## WHAT IS NEEDED
Count every line below that holds "icon". Number only.

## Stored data

-=-=-=-=-

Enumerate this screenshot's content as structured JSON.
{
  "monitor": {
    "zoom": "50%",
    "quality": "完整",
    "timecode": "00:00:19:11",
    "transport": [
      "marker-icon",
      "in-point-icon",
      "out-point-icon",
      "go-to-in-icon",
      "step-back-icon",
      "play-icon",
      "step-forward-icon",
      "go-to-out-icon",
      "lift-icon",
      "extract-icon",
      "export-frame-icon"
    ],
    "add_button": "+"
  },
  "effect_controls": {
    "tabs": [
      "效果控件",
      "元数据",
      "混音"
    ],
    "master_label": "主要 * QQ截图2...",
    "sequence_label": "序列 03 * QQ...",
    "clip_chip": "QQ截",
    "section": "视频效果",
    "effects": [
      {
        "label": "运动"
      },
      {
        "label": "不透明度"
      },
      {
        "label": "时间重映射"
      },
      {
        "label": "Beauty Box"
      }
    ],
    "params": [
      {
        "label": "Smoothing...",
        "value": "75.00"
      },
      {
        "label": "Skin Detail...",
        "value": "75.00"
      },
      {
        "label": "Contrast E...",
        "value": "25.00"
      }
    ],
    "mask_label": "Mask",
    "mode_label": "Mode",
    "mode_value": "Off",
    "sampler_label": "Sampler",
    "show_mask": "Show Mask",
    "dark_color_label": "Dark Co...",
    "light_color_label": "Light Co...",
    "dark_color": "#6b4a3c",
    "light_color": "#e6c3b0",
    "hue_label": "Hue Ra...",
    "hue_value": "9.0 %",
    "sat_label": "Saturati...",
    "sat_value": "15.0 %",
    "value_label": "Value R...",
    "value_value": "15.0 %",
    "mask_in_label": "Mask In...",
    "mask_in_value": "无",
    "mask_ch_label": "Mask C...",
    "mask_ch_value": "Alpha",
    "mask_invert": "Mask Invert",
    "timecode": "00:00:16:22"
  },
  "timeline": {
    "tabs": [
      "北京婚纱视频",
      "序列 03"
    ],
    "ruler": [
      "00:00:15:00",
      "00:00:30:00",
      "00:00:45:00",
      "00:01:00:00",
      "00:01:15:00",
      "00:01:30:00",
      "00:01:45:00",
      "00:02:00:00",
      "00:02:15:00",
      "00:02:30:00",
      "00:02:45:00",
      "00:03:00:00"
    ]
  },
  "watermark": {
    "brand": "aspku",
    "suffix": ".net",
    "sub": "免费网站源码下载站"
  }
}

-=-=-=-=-

## SOLVED EXERCISE
11